• **Prompt**:
Using the listing below, copy every line that mentions "expanded".

• **The data**:

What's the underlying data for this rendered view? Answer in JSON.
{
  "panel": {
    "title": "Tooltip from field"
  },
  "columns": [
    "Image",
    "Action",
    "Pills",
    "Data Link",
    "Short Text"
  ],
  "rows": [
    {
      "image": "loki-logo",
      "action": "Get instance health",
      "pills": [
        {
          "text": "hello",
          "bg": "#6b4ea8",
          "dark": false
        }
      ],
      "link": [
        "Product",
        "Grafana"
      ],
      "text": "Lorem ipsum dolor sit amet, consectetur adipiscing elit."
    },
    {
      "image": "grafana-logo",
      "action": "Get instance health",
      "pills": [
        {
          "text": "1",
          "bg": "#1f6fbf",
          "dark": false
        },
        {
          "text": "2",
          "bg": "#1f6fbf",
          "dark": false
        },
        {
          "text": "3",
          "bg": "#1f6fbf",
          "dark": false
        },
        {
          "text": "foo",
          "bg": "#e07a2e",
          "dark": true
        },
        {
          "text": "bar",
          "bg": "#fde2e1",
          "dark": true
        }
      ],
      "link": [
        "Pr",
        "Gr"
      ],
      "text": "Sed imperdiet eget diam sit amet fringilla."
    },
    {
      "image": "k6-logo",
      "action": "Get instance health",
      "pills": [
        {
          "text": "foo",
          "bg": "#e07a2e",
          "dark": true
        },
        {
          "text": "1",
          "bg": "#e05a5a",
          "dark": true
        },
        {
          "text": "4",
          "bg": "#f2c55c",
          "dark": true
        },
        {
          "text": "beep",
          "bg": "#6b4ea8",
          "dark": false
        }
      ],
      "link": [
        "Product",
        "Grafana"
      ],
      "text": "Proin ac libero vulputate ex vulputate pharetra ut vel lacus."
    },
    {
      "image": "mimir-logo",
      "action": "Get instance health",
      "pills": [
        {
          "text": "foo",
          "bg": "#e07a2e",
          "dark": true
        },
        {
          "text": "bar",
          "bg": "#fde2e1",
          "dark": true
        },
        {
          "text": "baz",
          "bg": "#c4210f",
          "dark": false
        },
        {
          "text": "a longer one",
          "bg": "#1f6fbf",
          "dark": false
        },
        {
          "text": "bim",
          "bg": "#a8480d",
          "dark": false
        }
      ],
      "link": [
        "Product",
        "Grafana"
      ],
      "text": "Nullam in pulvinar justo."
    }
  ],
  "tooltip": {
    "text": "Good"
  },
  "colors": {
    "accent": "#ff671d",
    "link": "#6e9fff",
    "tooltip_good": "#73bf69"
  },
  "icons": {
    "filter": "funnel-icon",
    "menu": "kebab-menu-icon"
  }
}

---

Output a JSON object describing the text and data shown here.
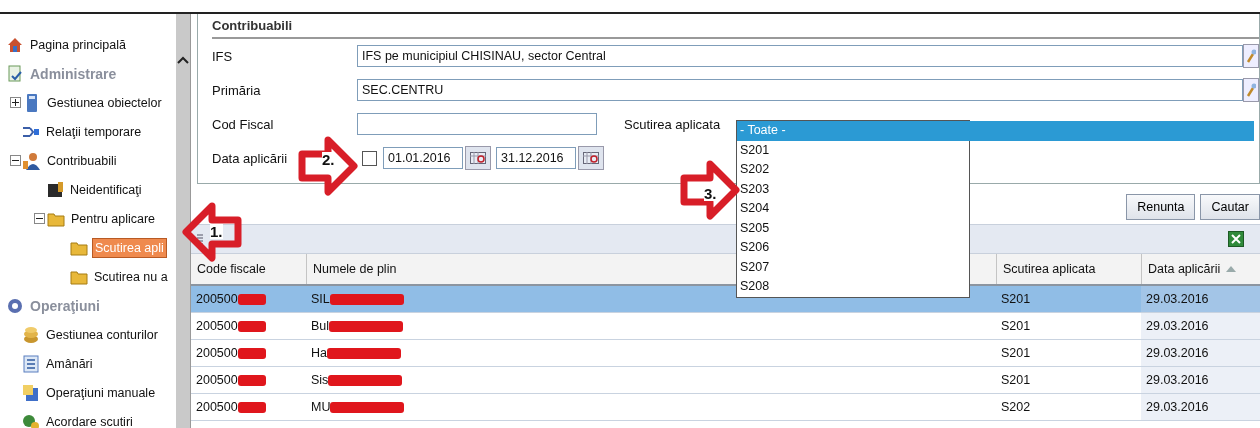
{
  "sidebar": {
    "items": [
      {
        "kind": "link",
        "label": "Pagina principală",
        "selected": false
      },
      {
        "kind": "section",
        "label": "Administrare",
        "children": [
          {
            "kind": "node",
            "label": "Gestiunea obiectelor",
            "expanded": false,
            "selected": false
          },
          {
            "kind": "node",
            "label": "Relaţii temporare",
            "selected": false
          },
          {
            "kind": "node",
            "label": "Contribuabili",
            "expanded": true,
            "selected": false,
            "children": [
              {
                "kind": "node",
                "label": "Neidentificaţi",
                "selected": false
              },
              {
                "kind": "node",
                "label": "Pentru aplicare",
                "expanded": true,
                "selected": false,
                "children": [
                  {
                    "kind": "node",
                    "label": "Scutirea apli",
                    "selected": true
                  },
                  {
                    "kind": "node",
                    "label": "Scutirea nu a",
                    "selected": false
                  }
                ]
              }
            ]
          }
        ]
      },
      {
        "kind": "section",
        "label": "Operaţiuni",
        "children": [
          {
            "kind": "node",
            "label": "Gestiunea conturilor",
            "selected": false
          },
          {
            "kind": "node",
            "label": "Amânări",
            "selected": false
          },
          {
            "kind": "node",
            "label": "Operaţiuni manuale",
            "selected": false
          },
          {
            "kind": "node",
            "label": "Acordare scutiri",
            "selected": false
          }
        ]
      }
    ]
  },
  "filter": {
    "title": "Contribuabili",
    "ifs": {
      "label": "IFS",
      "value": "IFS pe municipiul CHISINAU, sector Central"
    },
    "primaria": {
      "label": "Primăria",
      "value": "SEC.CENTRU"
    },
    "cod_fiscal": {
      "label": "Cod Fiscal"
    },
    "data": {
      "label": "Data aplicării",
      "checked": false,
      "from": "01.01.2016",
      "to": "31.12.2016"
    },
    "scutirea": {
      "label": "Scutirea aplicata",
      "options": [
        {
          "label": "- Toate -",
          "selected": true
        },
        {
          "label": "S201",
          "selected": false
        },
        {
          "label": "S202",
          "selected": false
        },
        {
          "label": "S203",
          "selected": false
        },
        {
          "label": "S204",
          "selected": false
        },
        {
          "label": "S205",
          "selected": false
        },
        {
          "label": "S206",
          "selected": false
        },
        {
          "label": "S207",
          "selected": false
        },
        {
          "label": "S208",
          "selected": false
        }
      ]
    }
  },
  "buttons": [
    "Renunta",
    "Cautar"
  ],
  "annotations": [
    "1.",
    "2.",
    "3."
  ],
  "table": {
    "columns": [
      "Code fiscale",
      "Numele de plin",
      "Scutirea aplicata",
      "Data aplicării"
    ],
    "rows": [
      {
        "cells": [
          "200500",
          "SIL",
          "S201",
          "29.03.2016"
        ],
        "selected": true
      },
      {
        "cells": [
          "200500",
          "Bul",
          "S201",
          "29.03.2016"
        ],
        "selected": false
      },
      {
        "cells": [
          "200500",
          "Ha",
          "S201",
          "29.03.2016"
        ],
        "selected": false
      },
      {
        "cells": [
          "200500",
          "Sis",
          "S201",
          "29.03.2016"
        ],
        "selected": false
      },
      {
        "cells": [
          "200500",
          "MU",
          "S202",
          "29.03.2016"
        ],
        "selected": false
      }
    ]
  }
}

• **Answer space**:
            "expanded": false,
            "expanded": true,
                "expanded": true,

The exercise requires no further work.